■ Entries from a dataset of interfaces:
'''

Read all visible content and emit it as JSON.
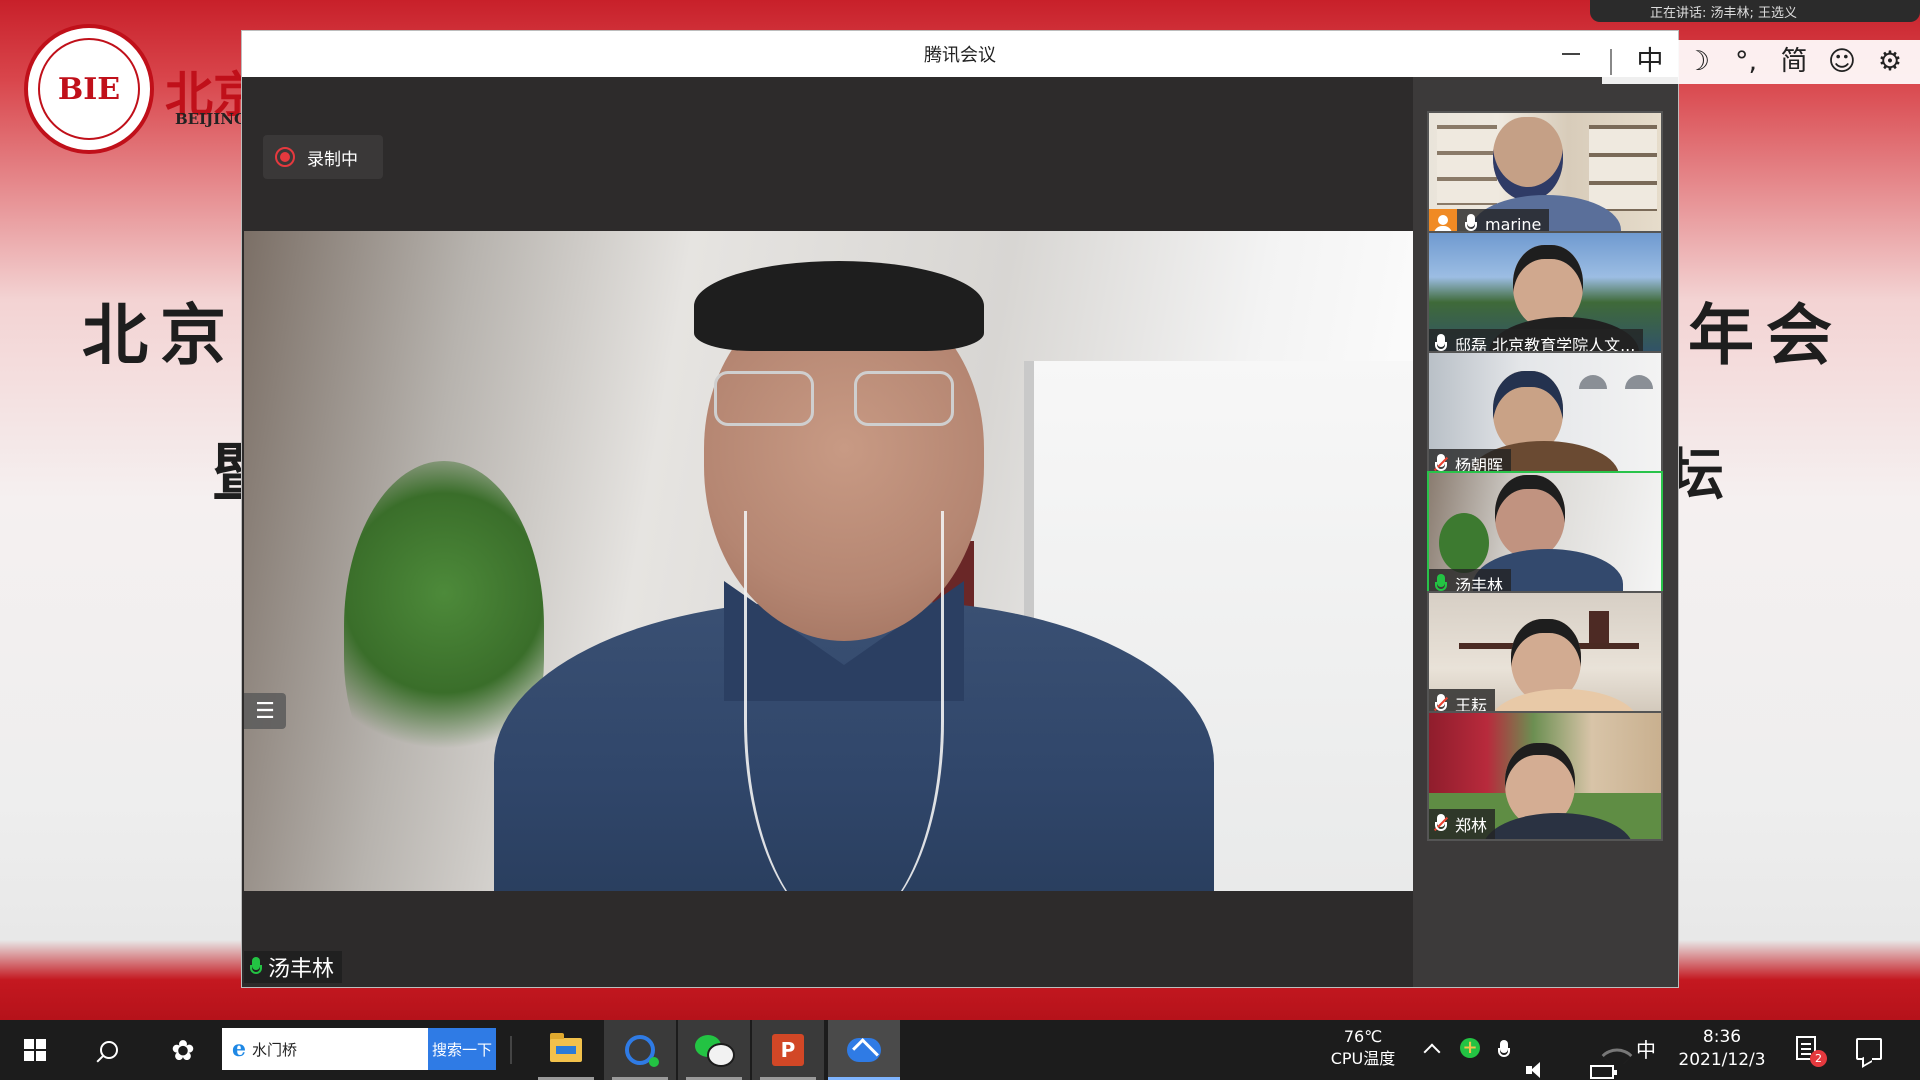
{
  "background": {
    "brand_cn": "北京",
    "brand_en": "BEIJING",
    "logo_text": "BIE",
    "title_left": "北京",
    "title_right": "年会",
    "sub_left": "暨",
    "sub_right": "坛"
  },
  "notification": {
    "text": "正在讲话: 汤丰林; 王选义"
  },
  "ime": {
    "mode": "中",
    "moon": "☽",
    "punct": "°,",
    "script": "简",
    "emoji": "☺",
    "settings": "⚙"
  },
  "window": {
    "title": "腾讯会议"
  },
  "recording": {
    "label": "录制中",
    "color": "#e5393e"
  },
  "main_speaker": {
    "name": "汤丰林"
  },
  "participants": [
    {
      "name": "marine",
      "mic": "on",
      "host": true
    },
    {
      "name": "邸磊 北京教育学院人文...",
      "mic": "on"
    },
    {
      "name": "杨朝晖",
      "mic": "muted"
    },
    {
      "name": "汤丰林",
      "mic": "speaking",
      "active": true
    },
    {
      "name": "王耘",
      "mic": "muted"
    },
    {
      "name": "郑林",
      "mic": "muted"
    }
  ],
  "taskbar": {
    "search_text": "水门桥",
    "search_button": "搜索一下",
    "temperature": "76℃",
    "temperature_label": "CPU温度",
    "ime_indicator": "中",
    "time": "8:36",
    "date": "2021/12/3",
    "notification_count": "2"
  },
  "colors": {
    "accent": "#2f7be5",
    "active_border": "#29c34a",
    "brand_red": "#c0101a"
  }
}
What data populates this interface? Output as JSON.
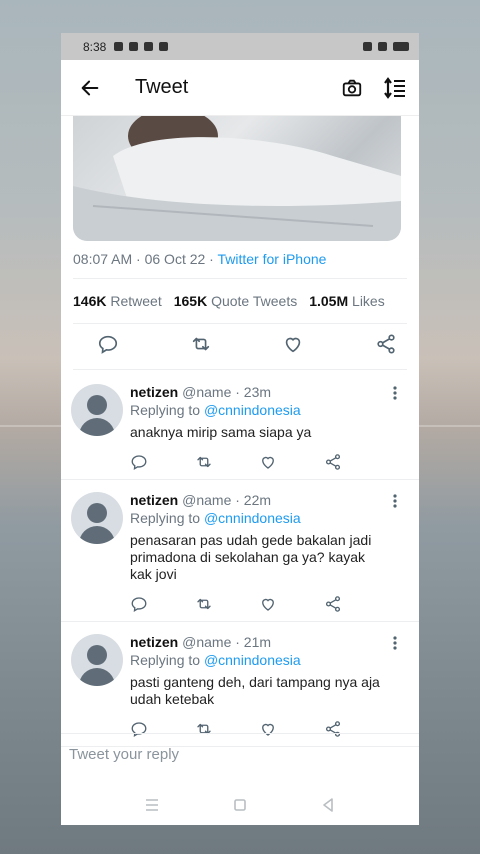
{
  "status_bar": {
    "time": "8:38"
  },
  "app_bar": {
    "title": "Tweet"
  },
  "tweet": {
    "timestamp": "08:07 AM · 06 Oct 22 · ",
    "source": "Twitter for iPhone",
    "stats": [
      {
        "count": "146K",
        "label": "Retweet"
      },
      {
        "count": "165K",
        "label": "Quote Tweets"
      },
      {
        "count": "1.05M",
        "label": "Likes"
      }
    ]
  },
  "replies": [
    {
      "name": "netizen",
      "handle_time": "@name · 23m",
      "replying_prefix": "Replying to ",
      "replying_handle": "@cnnindonesia",
      "text": "anaknya mirip sama siapa ya"
    },
    {
      "name": "netizen",
      "handle_time": "@name · 22m",
      "replying_prefix": "Replying to ",
      "replying_handle": "@cnnindonesia",
      "text": "penasaran pas udah gede bakalan jadi primadona di sekolahan ga ya? kayak kak jovi"
    },
    {
      "name": "netizen",
      "handle_time": "@name · 21m",
      "replying_prefix": "Replying to ",
      "replying_handle": "@cnnindonesia",
      "text": "pasti ganteng deh, dari tampang nya aja udah ketebak"
    }
  ],
  "compose": {
    "placeholder": "Tweet your reply"
  },
  "colors": {
    "accent": "#1d9bf0",
    "muted": "#6b7680"
  }
}
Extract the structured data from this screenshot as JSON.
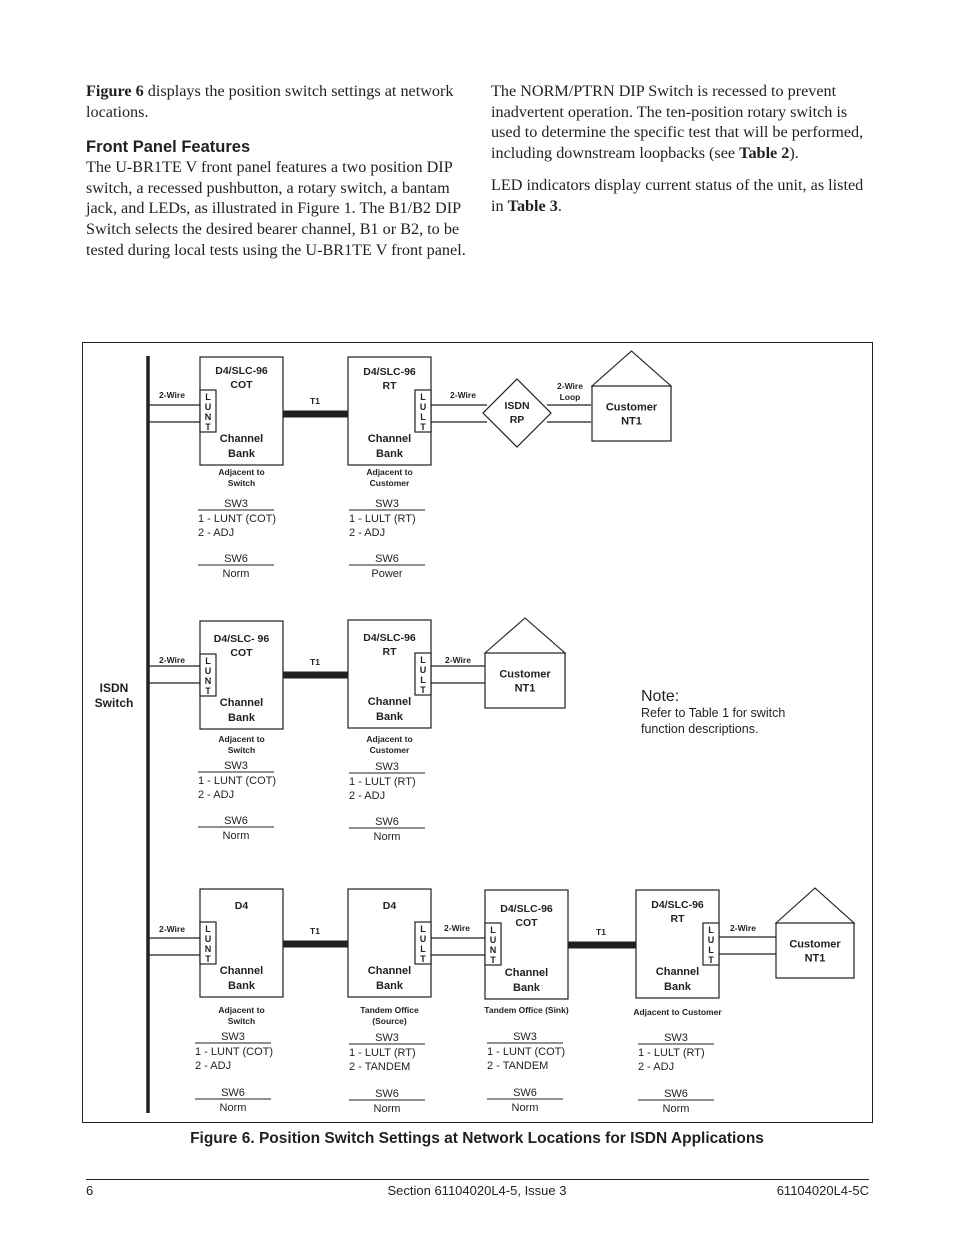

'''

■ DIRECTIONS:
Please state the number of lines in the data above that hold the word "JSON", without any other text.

■ EXERCISE OUTPUT:
3